Once there was a girl, make that a woman, who lived in the woods, but was not lonely. She was perfectly happy, sitting inside a hollow tree painting acorns. She had many friends painting acorns alongside her, some human like herself, some wood animals who would hold acorns between their paws or hooves and clamp paintbrushes in their teeth. She was busy and content, when one of the gentlemen painting acorns alongside her asked if she might like to get some honey mead.
You want to know if the gentleman was married?
Well, yes, now that you mention it, he was. But this gentleman and his lady were not entirely happy. In fact the lady had said to the gentleman that she thought they might be better off living in separate hollow trees. But they had two beautiful children and hadn’t yet taken proactive steps towards any particular tree relocation.
Yes, the two beautiful children did have names. Timothypherson was a lad training to be a bard, and Francessina was an archer, with the most excellent aim, who could best in archery all men and women, including the acorn-painting woman who would eventually become her stepmother. And Timothypherson would tell this same acorn-painting woman the most wonderful stories, and invite her to tell her own, during which he would ask many a relevant question and make many an insightful correction or improvement, thereby honing his skills as future bard.
So the acorn-painting gentleman and woman had a glass of honey mead, and over this honey mead soon discovered that their dreams aligned. For instance, they both imagined living in a hollow tree that had a back yard big enough to have a chicken coop, in which they might keep butterscotch-colored chickens, the color, the gentleman’s son Timothypherson would later point out, of his father’s chino pants. And verily—
Well, yes, as established already, the acorn-painting gentleman was married, but his wife had already voiced her dissatisfaction with their hollow tree, et cetera.
Well, of course, there were some bumps and bruises to overcome, some sore spots—see, this is what fairy tales leave out! They conclude with “happily ever after,” curtain drawn. But truly, kids, that’s spin.
No, not that kind of spin. Spin like—well, like whirling through the messy parts. Frankly there’s a lot that fairy tales screw up, excuse my French.
Correct, not real French.
Well, for example that stepmothers are bad news. The fact is, in real life birth mothers can be every bit as bad-newsy. It’s only in fairy tales that birth mothers are always good and kind and innocent. Note that they are also most often dead. It’s easy to be innocent, once dead.
Now of course there are stepmothers who absolutely deserve their bad rap, who have evil, intrusive mirrors and poisonous apples and the whole shebang. But listen, verily, there are other stepmothers who have no incentive to be evil, because their stepchildren, say for instance Timothypherson and Francessina, are interesting children. They keep their stepmother on her toes every day, and make her life maybe more full of chickens than she ever dreamed of, but nonetheless delightful. And she feels, in all sincerity, so lucky to have met these children! The acorn-painting woman was very happy with her life beforehand, one does not need a prince to complete oneself.
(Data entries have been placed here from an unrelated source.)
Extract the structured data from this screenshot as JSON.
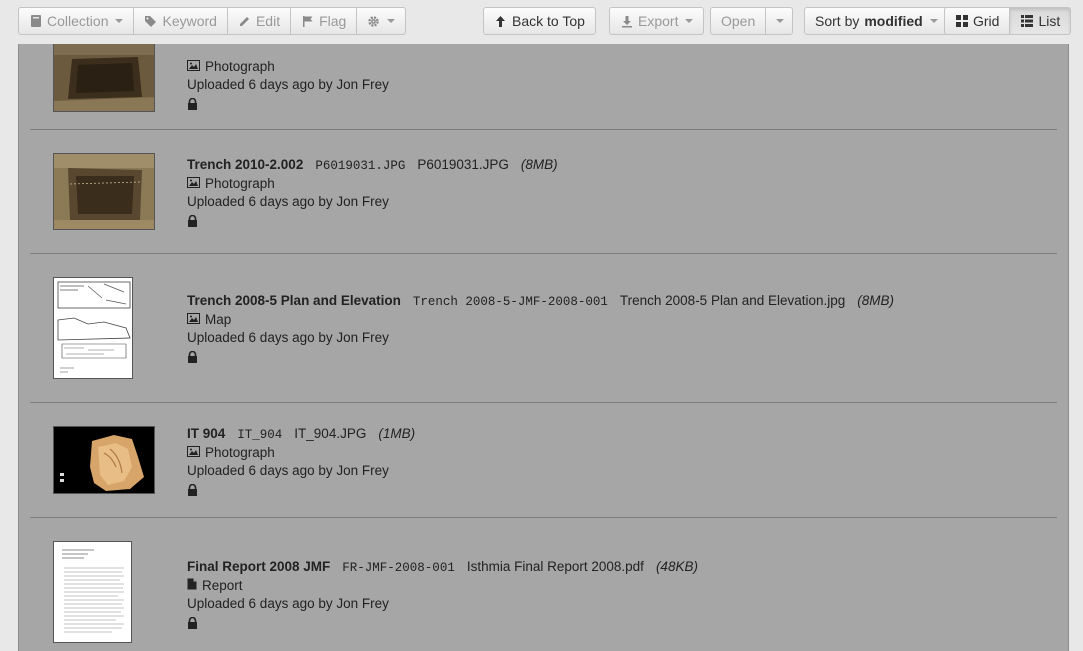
{
  "toolbar": {
    "collection": "Collection",
    "keyword": "Keyword",
    "edit": "Edit",
    "flag": "Flag",
    "back_to_top": "Back to Top",
    "export": "Export",
    "open": "Open",
    "sort_prefix": "Sort by",
    "sort_value": "modified",
    "grid": "Grid",
    "list": "List"
  },
  "items": [
    {
      "title": "",
      "id": "",
      "filename": "",
      "size": "",
      "type": "Photograph",
      "uploaded": "Uploaded 6 days ago by Jon Frey"
    },
    {
      "title": "Trench 2010-2.002",
      "id": "P6019031.JPG",
      "filename": "P6019031.JPG",
      "size": "(8MB)",
      "type": "Photograph",
      "uploaded": "Uploaded 6 days ago by Jon Frey"
    },
    {
      "title": "Trench 2008-5 Plan and Elevation",
      "id": "Trench 2008-5-JMF-2008-001",
      "filename": "Trench 2008-5 Plan and Elevation.jpg",
      "size": "(8MB)",
      "type": "Map",
      "uploaded": "Uploaded 6 days ago by Jon Frey"
    },
    {
      "title": "IT 904",
      "id": "IT_904",
      "filename": "IT_904.JPG",
      "size": "(1MB)",
      "type": "Photograph",
      "uploaded": "Uploaded 6 days ago by Jon Frey"
    },
    {
      "title": "Final Report 2008 JMF",
      "id": "FR-JMF-2008-001",
      "filename": "Isthmia Final Report 2008.pdf",
      "size": "(48KB)",
      "type": "Report",
      "uploaded": "Uploaded 6 days ago by Jon Frey"
    }
  ],
  "icons": {
    "photo": "photo-icon",
    "report": "document-icon",
    "lock": "lock-icon"
  }
}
That goes double for you, Francessina. But her life is richer today, and she is so grateful that the future bard and gifted archer are part of it. She is speaking from the heart here, verily.
Who else gets a bad rap? Well, I’ve always been mystified by why people love doves and hate pigeons. What’s up with that? Timothy, want to tell us a story about bias? Bias is when you don’t like someone or something, but you don’t have a good reason to feel that way. I’m oversimplifying. Okay, Timothy, how about a story about a thoughtful, clever pigeon?